Component data from apps and pages ->
________________________________________

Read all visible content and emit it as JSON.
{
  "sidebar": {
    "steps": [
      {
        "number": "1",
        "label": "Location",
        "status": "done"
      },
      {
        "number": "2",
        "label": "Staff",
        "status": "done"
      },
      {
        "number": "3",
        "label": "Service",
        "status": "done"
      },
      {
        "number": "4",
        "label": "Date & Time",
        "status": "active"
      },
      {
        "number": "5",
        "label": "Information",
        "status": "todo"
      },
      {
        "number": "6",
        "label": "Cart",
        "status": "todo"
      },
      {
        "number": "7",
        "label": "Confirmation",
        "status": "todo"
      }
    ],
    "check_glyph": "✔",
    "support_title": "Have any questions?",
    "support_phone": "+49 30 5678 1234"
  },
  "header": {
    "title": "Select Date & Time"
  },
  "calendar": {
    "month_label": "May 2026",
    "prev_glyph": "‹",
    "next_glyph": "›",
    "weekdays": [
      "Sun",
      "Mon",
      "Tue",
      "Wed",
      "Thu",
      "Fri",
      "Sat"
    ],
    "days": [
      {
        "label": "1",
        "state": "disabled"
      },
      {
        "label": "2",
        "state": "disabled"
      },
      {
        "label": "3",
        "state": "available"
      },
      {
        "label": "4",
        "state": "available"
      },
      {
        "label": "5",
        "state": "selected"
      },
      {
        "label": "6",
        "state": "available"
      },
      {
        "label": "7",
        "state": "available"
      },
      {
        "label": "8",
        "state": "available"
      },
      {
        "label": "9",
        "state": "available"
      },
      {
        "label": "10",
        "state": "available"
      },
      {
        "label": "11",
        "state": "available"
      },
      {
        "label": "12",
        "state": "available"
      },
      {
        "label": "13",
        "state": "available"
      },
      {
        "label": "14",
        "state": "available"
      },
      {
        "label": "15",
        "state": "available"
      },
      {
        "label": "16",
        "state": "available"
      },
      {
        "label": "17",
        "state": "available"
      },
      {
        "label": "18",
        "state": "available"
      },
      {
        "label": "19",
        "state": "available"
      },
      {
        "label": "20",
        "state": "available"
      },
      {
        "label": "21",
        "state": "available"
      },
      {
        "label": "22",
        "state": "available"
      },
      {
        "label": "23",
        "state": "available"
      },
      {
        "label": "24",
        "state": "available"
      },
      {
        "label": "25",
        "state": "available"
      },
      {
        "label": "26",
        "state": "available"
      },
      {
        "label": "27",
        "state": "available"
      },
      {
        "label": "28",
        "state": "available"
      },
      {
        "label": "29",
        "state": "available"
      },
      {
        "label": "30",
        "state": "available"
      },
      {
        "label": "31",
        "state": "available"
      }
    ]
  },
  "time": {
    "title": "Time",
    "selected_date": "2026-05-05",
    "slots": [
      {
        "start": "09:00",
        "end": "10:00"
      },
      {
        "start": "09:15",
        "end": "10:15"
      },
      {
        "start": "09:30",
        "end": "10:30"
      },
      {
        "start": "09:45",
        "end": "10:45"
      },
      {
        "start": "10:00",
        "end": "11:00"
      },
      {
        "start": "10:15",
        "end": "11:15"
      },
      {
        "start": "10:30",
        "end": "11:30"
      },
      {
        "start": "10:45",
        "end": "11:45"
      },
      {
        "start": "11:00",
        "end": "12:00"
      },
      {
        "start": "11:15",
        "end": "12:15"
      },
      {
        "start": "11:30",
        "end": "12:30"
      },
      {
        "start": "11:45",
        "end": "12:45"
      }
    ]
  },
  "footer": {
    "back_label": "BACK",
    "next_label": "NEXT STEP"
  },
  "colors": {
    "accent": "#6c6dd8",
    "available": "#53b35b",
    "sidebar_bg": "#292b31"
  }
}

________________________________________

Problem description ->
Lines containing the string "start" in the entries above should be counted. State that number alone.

Task response ->
12